March 9, 2002
The Honorable Tom Feeney
Florida House of Representatives
420 The Capitol
402 South Monroe Street
Tallahassee, Florida 32399-1300
Dear Mr. Speaker:
As requested, I have once again reviewed the e-mails from Bridgette Gregory's computer. I believe I have identified those relied upon by Mr. Date for his conclusions. After a thorough review of those documents, I continue to believe that they do not indicate any improper activity on Ms. Gregory's part.
The e-mails in question are essentially as follows:
1) a series of e-mails from Eric Eikenberg to Ms. Gregory concerning a proposal for a firm to assist you as campaign treasurer. As demonstrated in the e-mails, Ms. Gregory did not respond to them. In fact, the e-mails also demonstrate that attempts to contact Ms. Gregory by phone on this matter were also of no avail. If she did respond, it clearly was not done on the state's computer system.

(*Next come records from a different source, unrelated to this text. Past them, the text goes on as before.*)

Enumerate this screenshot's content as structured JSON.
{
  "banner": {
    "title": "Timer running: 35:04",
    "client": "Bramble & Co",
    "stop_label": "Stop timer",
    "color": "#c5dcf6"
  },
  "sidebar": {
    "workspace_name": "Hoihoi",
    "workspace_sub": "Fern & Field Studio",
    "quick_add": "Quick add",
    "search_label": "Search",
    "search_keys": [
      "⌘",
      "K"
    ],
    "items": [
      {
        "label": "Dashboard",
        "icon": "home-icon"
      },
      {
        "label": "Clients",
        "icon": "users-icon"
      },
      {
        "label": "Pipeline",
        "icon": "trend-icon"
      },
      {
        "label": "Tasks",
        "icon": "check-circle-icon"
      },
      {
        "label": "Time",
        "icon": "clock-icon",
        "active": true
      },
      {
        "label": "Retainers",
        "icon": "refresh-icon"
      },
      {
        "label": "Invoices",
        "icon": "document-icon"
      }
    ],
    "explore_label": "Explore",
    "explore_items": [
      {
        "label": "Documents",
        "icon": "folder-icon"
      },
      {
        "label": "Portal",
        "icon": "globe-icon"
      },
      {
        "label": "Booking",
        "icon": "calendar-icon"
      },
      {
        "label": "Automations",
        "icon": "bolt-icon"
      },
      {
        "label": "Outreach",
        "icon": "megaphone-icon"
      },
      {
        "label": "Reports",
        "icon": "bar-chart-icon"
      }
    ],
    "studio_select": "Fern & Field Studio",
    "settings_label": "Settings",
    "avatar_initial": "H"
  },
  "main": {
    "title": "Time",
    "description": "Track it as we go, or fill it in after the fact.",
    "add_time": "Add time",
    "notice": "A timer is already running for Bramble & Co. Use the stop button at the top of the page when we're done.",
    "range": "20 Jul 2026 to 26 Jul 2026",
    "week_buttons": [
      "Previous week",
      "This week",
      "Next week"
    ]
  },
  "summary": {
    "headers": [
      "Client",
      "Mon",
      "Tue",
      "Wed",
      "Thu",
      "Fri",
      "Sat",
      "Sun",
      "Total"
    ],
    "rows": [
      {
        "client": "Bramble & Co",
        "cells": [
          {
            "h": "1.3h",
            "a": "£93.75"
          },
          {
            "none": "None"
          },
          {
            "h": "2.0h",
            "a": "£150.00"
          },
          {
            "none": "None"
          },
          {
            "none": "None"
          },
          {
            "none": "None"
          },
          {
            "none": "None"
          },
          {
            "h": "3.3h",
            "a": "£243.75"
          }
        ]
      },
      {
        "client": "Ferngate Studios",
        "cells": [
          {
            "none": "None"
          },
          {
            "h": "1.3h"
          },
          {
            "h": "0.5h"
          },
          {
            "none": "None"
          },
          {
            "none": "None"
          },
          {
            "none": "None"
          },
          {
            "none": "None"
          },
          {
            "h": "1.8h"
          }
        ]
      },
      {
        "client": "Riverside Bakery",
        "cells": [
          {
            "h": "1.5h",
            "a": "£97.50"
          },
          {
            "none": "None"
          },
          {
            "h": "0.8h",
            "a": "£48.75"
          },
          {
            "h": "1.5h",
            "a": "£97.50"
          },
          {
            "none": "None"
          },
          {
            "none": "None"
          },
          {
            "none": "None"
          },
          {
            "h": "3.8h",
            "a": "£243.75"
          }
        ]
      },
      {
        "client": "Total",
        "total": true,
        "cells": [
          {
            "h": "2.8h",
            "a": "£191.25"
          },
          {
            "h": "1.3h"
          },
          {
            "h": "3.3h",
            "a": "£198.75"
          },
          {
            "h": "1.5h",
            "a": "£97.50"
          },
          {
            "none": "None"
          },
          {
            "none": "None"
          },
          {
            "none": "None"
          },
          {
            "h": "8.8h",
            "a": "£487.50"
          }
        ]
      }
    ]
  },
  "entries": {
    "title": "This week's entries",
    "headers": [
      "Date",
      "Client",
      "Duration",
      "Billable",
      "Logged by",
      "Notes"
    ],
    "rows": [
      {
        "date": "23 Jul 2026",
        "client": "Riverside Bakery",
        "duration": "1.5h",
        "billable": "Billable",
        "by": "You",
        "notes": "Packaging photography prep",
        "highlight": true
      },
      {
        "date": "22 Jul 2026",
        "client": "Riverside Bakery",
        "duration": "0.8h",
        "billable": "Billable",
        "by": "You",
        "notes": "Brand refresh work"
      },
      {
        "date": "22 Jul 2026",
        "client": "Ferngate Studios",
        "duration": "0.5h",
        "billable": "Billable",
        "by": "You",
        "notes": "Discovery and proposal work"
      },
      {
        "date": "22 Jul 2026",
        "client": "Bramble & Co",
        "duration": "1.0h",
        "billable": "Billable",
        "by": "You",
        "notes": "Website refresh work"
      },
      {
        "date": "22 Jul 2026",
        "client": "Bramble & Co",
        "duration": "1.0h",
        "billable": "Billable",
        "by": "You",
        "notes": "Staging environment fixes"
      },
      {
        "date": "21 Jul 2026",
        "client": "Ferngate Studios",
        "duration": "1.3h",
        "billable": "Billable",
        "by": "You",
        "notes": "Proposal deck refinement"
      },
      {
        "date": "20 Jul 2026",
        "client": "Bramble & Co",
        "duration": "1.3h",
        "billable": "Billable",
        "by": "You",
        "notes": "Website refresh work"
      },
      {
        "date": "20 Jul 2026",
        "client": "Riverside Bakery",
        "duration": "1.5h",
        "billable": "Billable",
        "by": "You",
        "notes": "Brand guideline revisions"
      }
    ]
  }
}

Absent evidence that Ms. Gregory requested that the e-mails be sent to her legislative computer, there was clearly no wrongdoing on her part with regard to this matter. In fact, the evidence that she continually did not respond to the e-mails suggests strongly that she did not request them.
2) an e-mail was inadvertently forwarded to Ms. Gregory at her legislative e-mail address by Cheryl Moore regarding an inquiry on contributions to your campaign. Ms. Gregory forwarded that e-mail to her hotmail account, so that she could respond outside of regular work hours on the proper computer. Ms. Gregory forwarded a copy of her eventual response to the state computer, which although it may have been poor judgment to do so, demonstrates that the response was made from her own computer at 7:15 a.m. on a Saturday.

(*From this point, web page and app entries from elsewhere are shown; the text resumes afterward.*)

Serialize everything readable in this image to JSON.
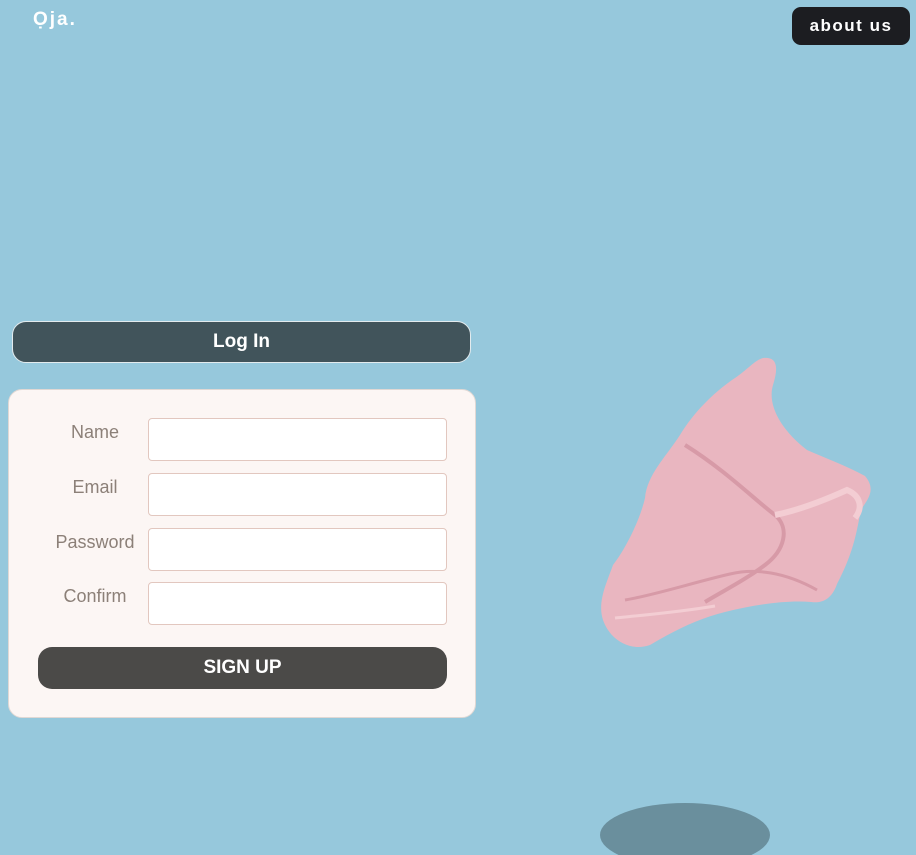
{
  "header": {
    "logo": "Ọja.",
    "about_label": "about us"
  },
  "login": {
    "label": "Log In"
  },
  "signup_form": {
    "fields": [
      {
        "label": "Name",
        "value": "",
        "placeholder": ""
      },
      {
        "label": "Email",
        "value": "",
        "placeholder": ""
      },
      {
        "label": "Password",
        "value": "",
        "placeholder": ""
      },
      {
        "label": "Confirm",
        "value": "",
        "placeholder": ""
      }
    ],
    "submit_label": "SIGN UP"
  },
  "colors": {
    "background": "#96c8dc",
    "login_button": "#41545b",
    "signup_button": "#4b4a48",
    "about_button": "#1c1d21",
    "card": "#fcf6f4",
    "shoe": "#e9b6c0"
  },
  "images": {
    "hero": "pink-sneaker-image"
  }
}
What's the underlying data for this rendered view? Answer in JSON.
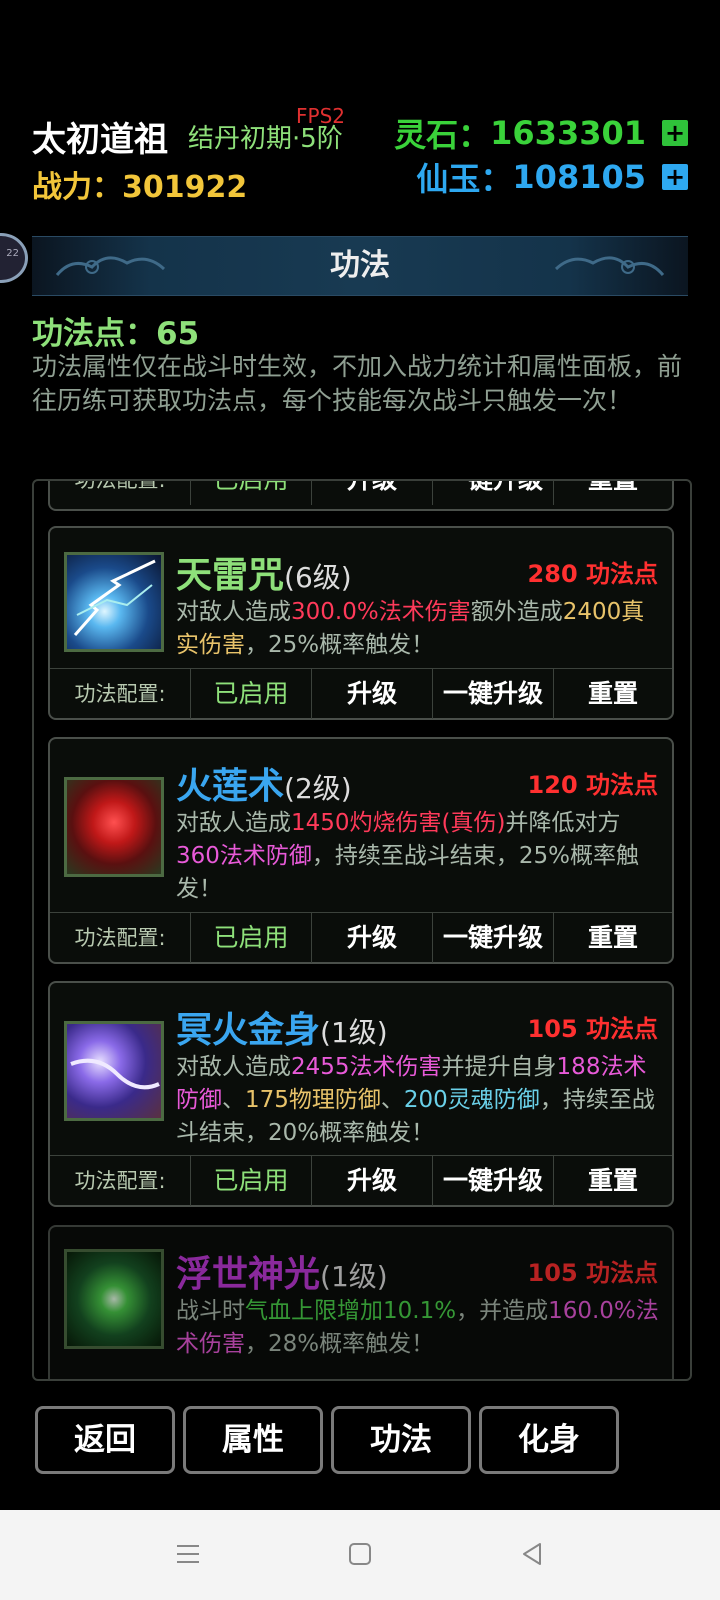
{
  "header": {
    "player_name": "太初道祖",
    "realm": "结丹初期·5阶",
    "fps": "FPS2",
    "combat_power_label": "战力：",
    "combat_power": "301922",
    "lingshi_label": "灵石：",
    "lingshi": "1633301",
    "xianyu_label": "仙玉：",
    "xianyu": "108105",
    "plus": "+"
  },
  "avatar_badge": "22",
  "section": {
    "title": "功法"
  },
  "points": {
    "label": "功法点：",
    "value": "65"
  },
  "description": "功法属性仅在战斗时生效，不加入战力统计和属性面板，前往历练可获取功法点，每个技能每次战斗只触发一次！",
  "config_row": {
    "label": "功法配置:",
    "enabled": "已启用",
    "upgrade": "升级",
    "one_click_upgrade": "一键升级",
    "reset": "重置"
  },
  "skills": [
    {
      "name": "天雷咒",
      "level": "(6级)",
      "cost": "280 功法点",
      "name_color": "#8ee07a",
      "desc": [
        "对敌人造成",
        "300.0%法术伤害",
        "额外造成",
        "2400真实伤害",
        "，25%概率触发！"
      ]
    },
    {
      "name": "火莲术",
      "level": "(2级)",
      "cost": "120 功法点",
      "name_color": "#3aa6f0",
      "desc": [
        "对敌人造成",
        "1450灼烧伤害(真伤)",
        "并降低对方",
        "360法术防御",
        "，持续至战斗结束，25%概率触发！"
      ]
    },
    {
      "name": "冥火金身",
      "level": "(1级)",
      "cost": "105 功法点",
      "name_color": "#3aa6f0",
      "desc": [
        "对敌人造成",
        "2455法术伤害",
        "并提升自身",
        "188法术防御",
        "、",
        "175物理防御",
        "、",
        "200灵魂防御",
        "，持续至战斗结束，20%概率触发！"
      ]
    },
    {
      "name": "浮世神光",
      "level": "(1级)",
      "cost": "105 功法点",
      "name_color": "#c03ad8",
      "desc": [
        "战斗时",
        "气血上限增加10.1%",
        "，并造成",
        "160.0%法术伤害",
        "，28%概率触发！"
      ]
    }
  ],
  "bottom_nav": [
    "返回",
    "属性",
    "功法",
    "化身"
  ]
}
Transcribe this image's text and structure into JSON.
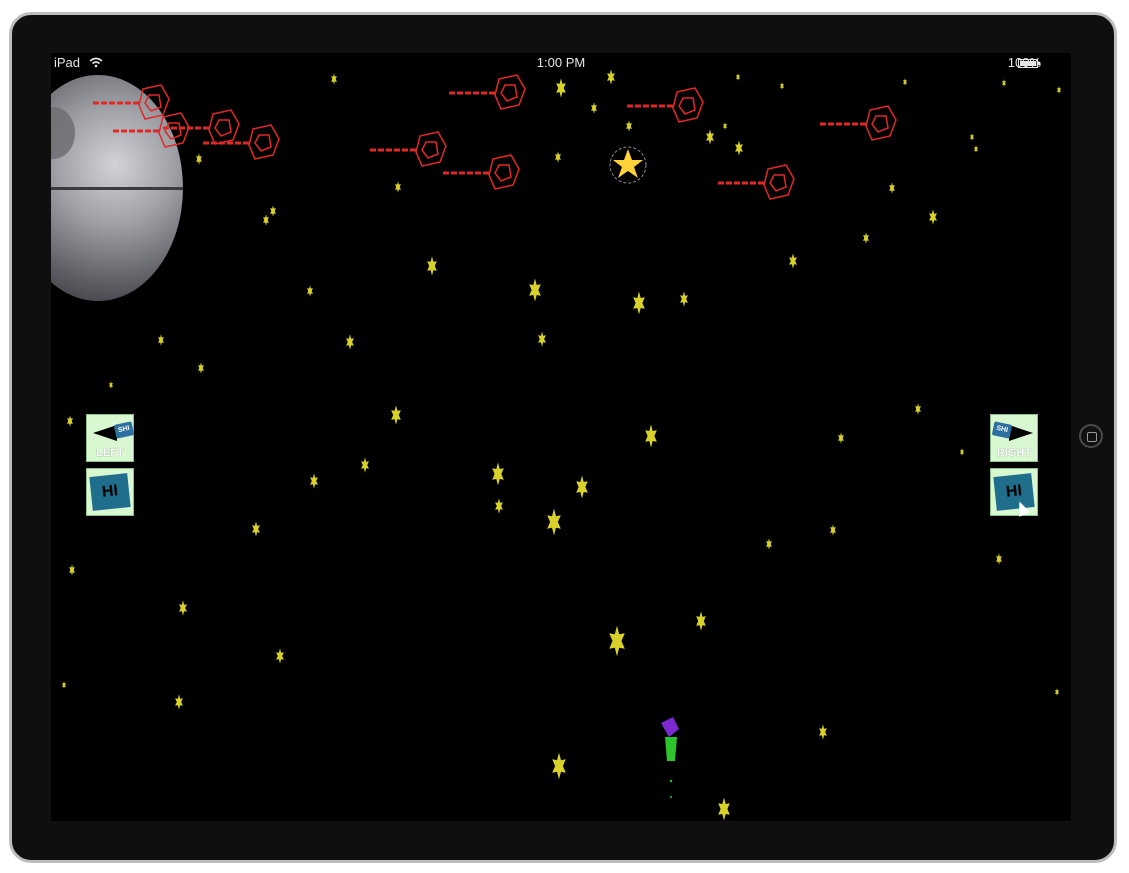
{
  "status_bar": {
    "device": "iPad",
    "time": "1:00 PM",
    "battery": "100%"
  },
  "controls": {
    "left_label": "LEFT",
    "right_label": "RIGHT",
    "badge_text": "SHI",
    "fire_text": "HI"
  },
  "icons": [
    "wifi-icon",
    "battery-icon",
    "home-button-icon",
    "cursor-icon"
  ],
  "colors": {
    "space": "#000000",
    "star": "#d9d12b",
    "enemy": "#e02828",
    "button_bg": "#d9f7d0",
    "player_green": "#2ec42e",
    "player_purple": "#7a2ad0"
  }
}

3) an e-mail from Fred Karlinsky which was an invitation to Ms. Gregory to attend a fund raiser sponsored by Mr. Karlinsky and others. Ms. Gregory did not respond from her state computer.
4) a series of e-mails between Ms. Gregory and Ms. Conklin regarding your schedule. While a review of your calendar indicates that the trips discussed were at least in part campaign-related, we have always advised that it is proper for the information related to an officer's political schedule, or for that matter his personal or private business schedule, to be integrated into their legislative schedule in order that conflicts can be avoided and so that the officer's whereabouts are known in the event of an emergency.
While each of the e-mails above related to campaign activities, with the exception of the scheduling e-mails, Ms. Gregory was the recipient, not the generator of the e-mails. She clearly is not in a position to prohibit persons from sending materials to her at her public e-mail address. This is really no different than telephone calls made or letters sent to public officials at their place of public business that are campaign-related. In those instances, we have trained our employees to direct the calls or letters to the campaign. This policy is explicitly provided in Policy 1.12 of the Policies and Procedures of the Florida House of Representatives.
I also note that the article written by Mr. Date suggests that there was an unusual provision of health insurance for Ms. Gregory. All legislative employees are provided free family medical insurance. If the employee works a portion of the month, the premium is paid by the legislature. If Ms. Gregory's unpaid leave of absence had included an entire calendar month, she would have been required to pay the premium for that month. She has been treated exactly the same as all legislative employees in this respect.
I hope that this letter provides you the information, which you requested.
House General Counsel